Peloton filed a lawsuit against Flywheel Sports Inc. claiming patent infringement nearly a year ago. It is not uncommon for intellectual property cases to be lengthy. However, this case is far from over. In fact, Bloomberg reports that the fitness tech company just came across a snag that could hurt their case.
The original claim states Flywheel stole technology
For a while, it seemed that Peloton was ahead in the race against Flywheel. They initially filed the claim stating that the FLY Anywhere bike copied the same technology that Peloton’s popular stationary bike uses. The products are extremely similar, as they both:
- Utilize technology to track a rider’s progress
- Show a live cycling class
- Provide a competitive atmosphere by comparing performance
Peloton also claims that one of Flywheel’s investors approached their CEO as another investor to gather details about the technology Peloton used. They state that this was how Flywheel stole the information they needed to make the FLY Anywhere bike.
But Flywheel claims Peloton patented old technology
Flywheel’s new claims report that Peloton cannot bring a valid claim against them since their patents allegedly cover old ideas.
U.S. patent law does not cover the ideas that inspire technology, only the technology or invention itself.

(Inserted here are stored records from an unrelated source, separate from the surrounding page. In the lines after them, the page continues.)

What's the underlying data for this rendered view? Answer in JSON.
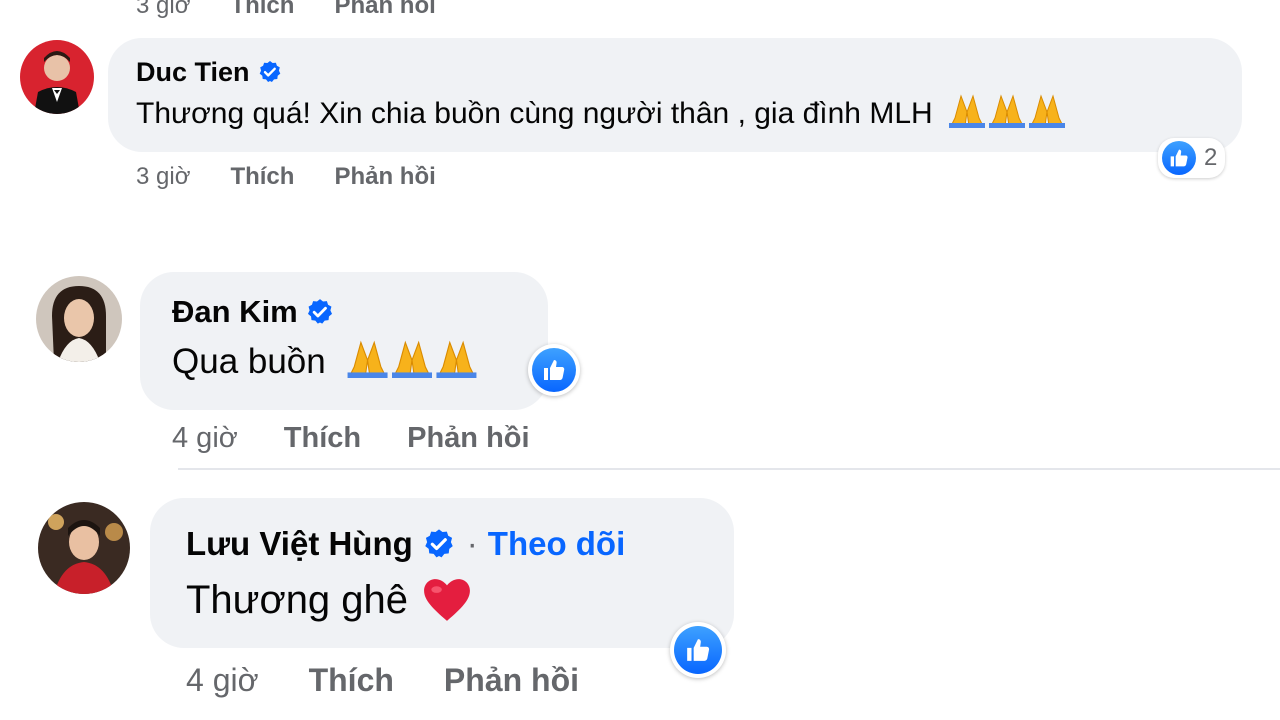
{
  "colors": {
    "bubble": "#f0f2f5",
    "link": "#0866ff",
    "meta": "#65676b",
    "like": "#0866ff",
    "heart": "#e41e3f"
  },
  "top_meta": {
    "time": "3 giờ",
    "like": "Thích",
    "reply": "Phản hồi"
  },
  "comments": [
    {
      "author": "Duc Tien",
      "verified": true,
      "text": "Thương quá! Xin chia buồn cùng người thân , gia đình MLH",
      "emoji": "pray-emoji x3",
      "reaction_count": "2",
      "time": "3 giờ",
      "like": "Thích",
      "reply": "Phản hồi"
    },
    {
      "author": "Đan Kim",
      "verified": true,
      "text": "Qua buồn",
      "emoji": "pray-emoji x3",
      "time": "4 giờ",
      "like": "Thích",
      "reply": "Phản hồi"
    },
    {
      "author": "Lưu Việt Hùng",
      "verified": true,
      "follow_separator": "·",
      "follow": "Theo dõi",
      "text": "Thương ghê",
      "emoji": "heart-emoji",
      "time": "4 giờ",
      "like": "Thích",
      "reply": "Phản hồi"
    }
  ]
}
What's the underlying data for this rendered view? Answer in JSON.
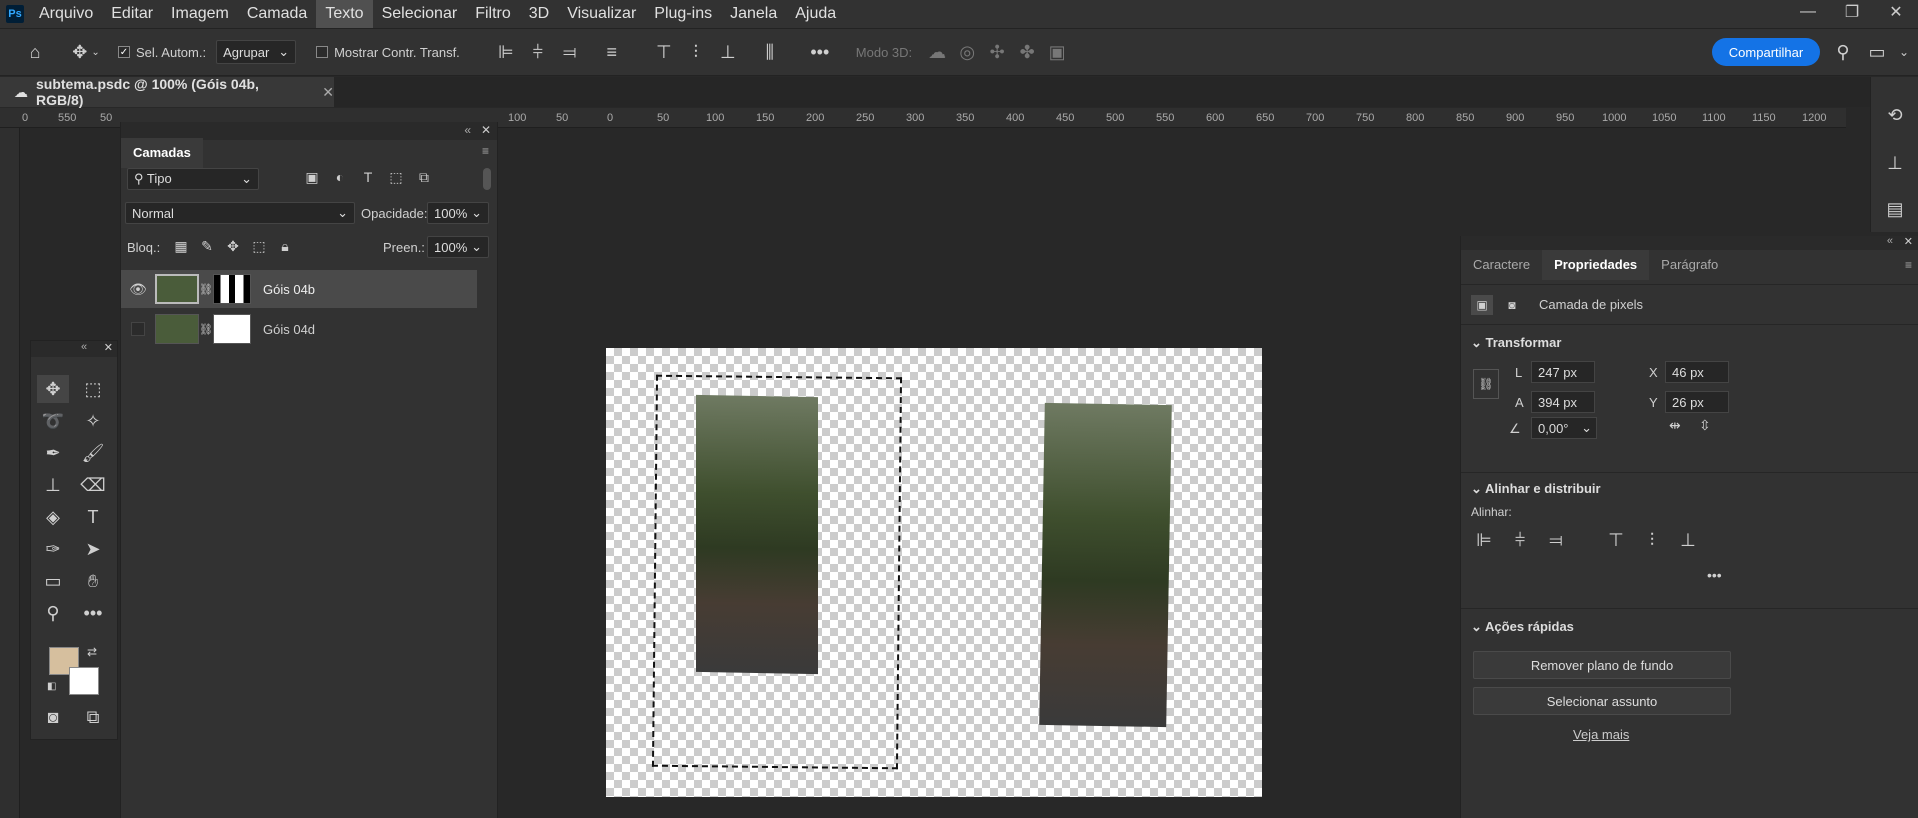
{
  "app": {
    "logo": "Ps"
  },
  "menu": [
    "Arquivo",
    "Editar",
    "Imagem",
    "Camada",
    "Texto",
    "Selecionar",
    "Filtro",
    "3D",
    "Visualizar",
    "Plug-ins",
    "Janela",
    "Ajuda"
  ],
  "options": {
    "auto_select_label": "Sel. Autom.:",
    "group_value": "Agrupar",
    "show_transform_label": "Mostrar Contr. Transf.",
    "mode_3d_label": "Modo 3D:",
    "share_label": "Compartilhar"
  },
  "document": {
    "tab_title": "subtema.psdc @ 100% (Góis 04b, RGB/8)"
  },
  "ruler": {
    "h_ticks": [
      "0",
      "550",
      "50",
      "100",
      "50",
      "0",
      "50",
      "100",
      "150",
      "200",
      "250",
      "300",
      "350",
      "400",
      "450",
      "500",
      "550",
      "600",
      "650",
      "700",
      "750",
      "800",
      "850",
      "900",
      "950",
      "1000",
      "1050",
      "1100",
      "1150",
      "1200"
    ]
  },
  "layers_panel": {
    "tab": "Camadas",
    "filter_value": "Tipo",
    "blend_mode": "Normal",
    "opacity_label": "Opacidade:",
    "opacity_value": "100%",
    "lock_label": "Bloq.:",
    "fill_label": "Preen.:",
    "fill_value": "100%",
    "layers": [
      {
        "name": "Góis 04b",
        "visible": true
      },
      {
        "name": "Góis 04d",
        "visible": false
      }
    ]
  },
  "props_panel": {
    "tabs": [
      "Caractere",
      "Propriedades",
      "Parágrafo"
    ],
    "layer_type": "Camada de pixels",
    "transform": {
      "title": "Transformar",
      "w_label": "L",
      "w_value": "247 px",
      "h_label": "A",
      "h_value": "394 px",
      "x_label": "X",
      "x_value": "46 px",
      "y_label": "Y",
      "y_value": "26 px",
      "angle_value": "0,00°"
    },
    "align": {
      "title": "Alinhar e distribuir",
      "sub": "Alinhar:"
    },
    "quick": {
      "title": "Ações rápidas",
      "remove_bg": "Remover plano de fundo",
      "select_subject": "Selecionar assunto",
      "see_more": "Veja mais"
    }
  },
  "colors": {
    "foreground": "#d6bf9e",
    "background": "#ffffff",
    "accent": "#1473e6"
  }
}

However, the Patent Trial and Appeal Board has agreed to review the case and Flywheel’s claims. If the board can determine that technology—and not simply ideas—similar to Peloton’s technology patents existed beforehand, then Peloton could be in danger of losing ground.
This is not Peloton’s first obstacle in the intellectual property world

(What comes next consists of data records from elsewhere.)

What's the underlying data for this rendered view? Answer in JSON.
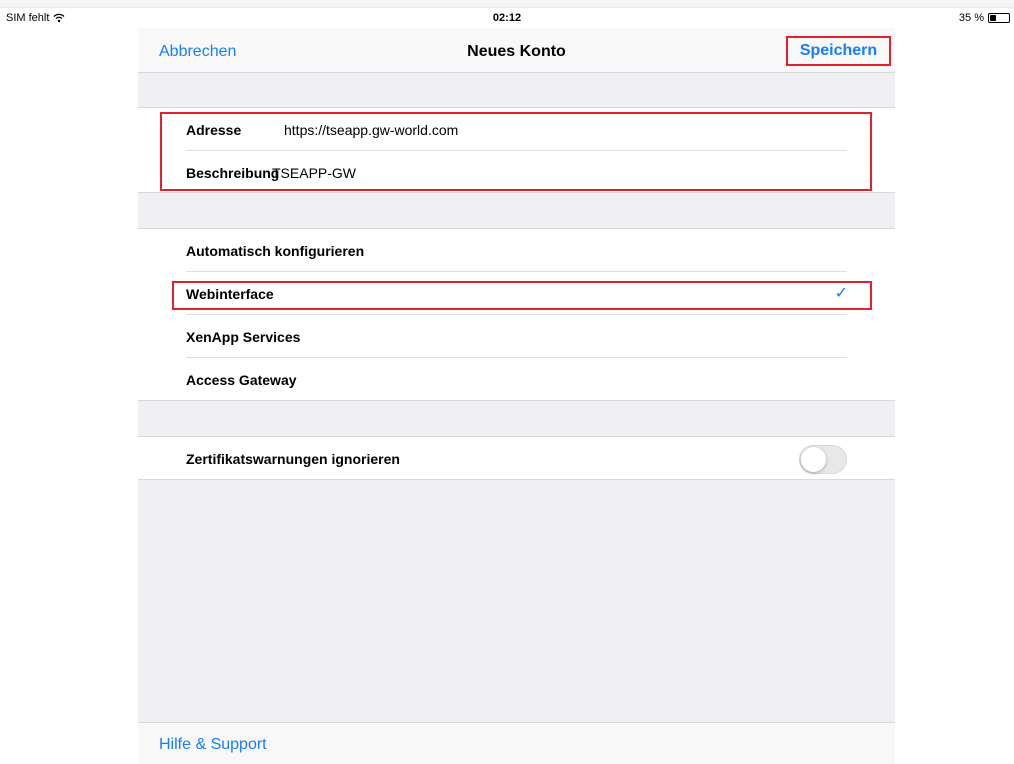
{
  "status_bar": {
    "carrier": "SIM fehlt",
    "time": "02:12",
    "battery": "35 %",
    "battery_level": 0.35
  },
  "navbar": {
    "cancel_label": "Abbrechen",
    "title": "Neues Konto",
    "save_label": "Speichern"
  },
  "account": {
    "address_label": "Adresse",
    "address_value": "https://tseapp.gw-world.com",
    "description_label": "Beschreibung",
    "description_value": "TSEAPP-GW"
  },
  "config_options": [
    {
      "label": "Automatisch konfigurieren",
      "selected": false
    },
    {
      "label": "Webinterface",
      "selected": true
    },
    {
      "label": "XenApp Services",
      "selected": false
    },
    {
      "label": "Access Gateway",
      "selected": false
    }
  ],
  "certificate": {
    "label": "Zertifikatswarnungen ignorieren",
    "enabled": false
  },
  "footer": {
    "help_label": "Hilfe & Support"
  },
  "colors": {
    "accent": "#147efb",
    "highlight": "#e4202d",
    "background": "#efeff4"
  },
  "icons": [
    "wifi-icon",
    "battery-icon",
    "checkmark-icon"
  ]
}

Only a few months ago in March, Peloton faced a lawsuit for using popular music in their cycling videos which they did not have licenses to use. Some of the classes depended on music, but the company removed any classes using pop songs they did not have a license for.

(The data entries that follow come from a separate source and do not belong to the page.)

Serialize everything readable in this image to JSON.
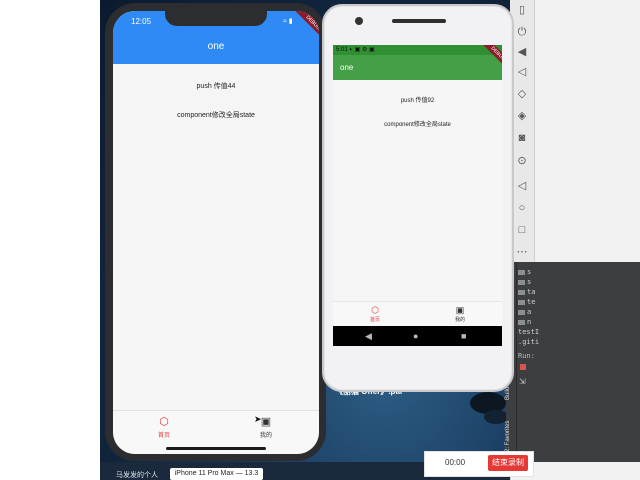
{
  "ios": {
    "time": "12:05",
    "status_icons": "≈ ▮",
    "debug_ribbon": "DEBUG",
    "title": "one",
    "text_push": "push 传值44",
    "text_component": "component修改全局state",
    "tabs": [
      {
        "label": "首页",
        "icon": "hexagon-icon",
        "active": true
      },
      {
        "label": "我的",
        "icon": "id-card-icon",
        "active": false
      }
    ],
    "colors": {
      "appbar": "#2f8af5",
      "active_tab": "#e53935"
    }
  },
  "android": {
    "status_text": "5:01 ◐ ▣ ⚙ ▣",
    "debug_ribbon": "DEBUG",
    "title": "one",
    "text_push": "push 传值92",
    "text_component": "component修改全局state",
    "tabs": [
      {
        "label": "首页",
        "icon": "hexagon-icon",
        "active": true
      },
      {
        "label": "我的",
        "icon": "id-card-icon",
        "active": false
      }
    ],
    "nav_icons": [
      "back-triangle-icon",
      "home-circle-icon",
      "recents-square-icon"
    ],
    "colors": {
      "appbar": "#43a047",
      "statusbar": "#2f8f32"
    }
  },
  "desktop": {
    "caption": "《丽猫 Offer》.par",
    "simulator_label": "iPhone 11 Pro Max — 13.3",
    "taskbar_text": "马发发的个人"
  },
  "ide": {
    "tree_items": [
      "s",
      "s",
      "ta",
      "te",
      "a",
      "n",
      "testI",
      ".giti"
    ],
    "run_label": "Run:",
    "side_labels": [
      "Build Vari",
      "2: Favorites"
    ]
  },
  "recorder": {
    "time": "00:00",
    "stop_label": "结束录制"
  }
}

Although the issue of copyright and licenses of songs does not influence the company’s technology patents, it does demonstrate that Peloton has a track record of intellectual property issues. If they did not obtain the proper licenses to use music, could it be possible that they did not obtain proper patents as well?
There is no way of telling how the lawsuit involving Flywheel will result yet. However, it is critical to note that this case—just as any intellectual property case—involves a significant amount of risk for both companies, regardless of the final ruling.